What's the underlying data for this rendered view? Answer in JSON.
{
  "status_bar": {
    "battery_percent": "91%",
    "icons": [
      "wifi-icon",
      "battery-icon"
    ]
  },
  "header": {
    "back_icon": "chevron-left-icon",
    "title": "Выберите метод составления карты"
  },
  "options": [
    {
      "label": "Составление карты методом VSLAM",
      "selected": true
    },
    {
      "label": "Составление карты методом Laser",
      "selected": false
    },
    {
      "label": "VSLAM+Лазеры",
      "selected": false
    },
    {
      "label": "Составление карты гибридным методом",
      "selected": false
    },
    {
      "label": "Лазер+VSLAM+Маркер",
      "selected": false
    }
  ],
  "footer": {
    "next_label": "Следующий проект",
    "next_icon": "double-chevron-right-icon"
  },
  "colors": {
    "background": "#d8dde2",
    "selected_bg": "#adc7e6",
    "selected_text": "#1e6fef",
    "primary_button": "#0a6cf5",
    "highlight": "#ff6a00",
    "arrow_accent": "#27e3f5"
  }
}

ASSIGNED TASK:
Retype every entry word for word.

WORKED SOLUTION:
What's the underlying data for this rendered view? Answer in JSON.
{
  "status_bar": {
    "battery_percent": "91%",
    "icons": [
      "wifi-icon",
      "battery-icon"
    ]
  },
  "header": {
    "back_icon": "chevron-left-icon",
    "title": "Выберите метод составления карты"
  },
  "options": [
    {
      "label": "Составление карты методом VSLAM",
      "selected": true
    },
    {
      "label": "Составление карты методом Laser",
      "selected": false
    },
    {
      "label": "VSLAM+Лазеры",
      "selected": false
    },
    {
      "label": "Составление карты гибридным методом",
      "selected": false
    },
    {
      "label": "Лазер+VSLAM+Маркер",
      "selected": false
    }
  ],
  "footer": {
    "next_label": "Следующий проект",
    "next_icon": "double-chevron-right-icon"
  },
  "colors": {
    "background": "#d8dde2",
    "selected_bg": "#adc7e6",
    "selected_text": "#1e6fef",
    "primary_button": "#0a6cf5",
    "highlight": "#ff6a00",
    "arrow_accent": "#27e3f5"
  }
}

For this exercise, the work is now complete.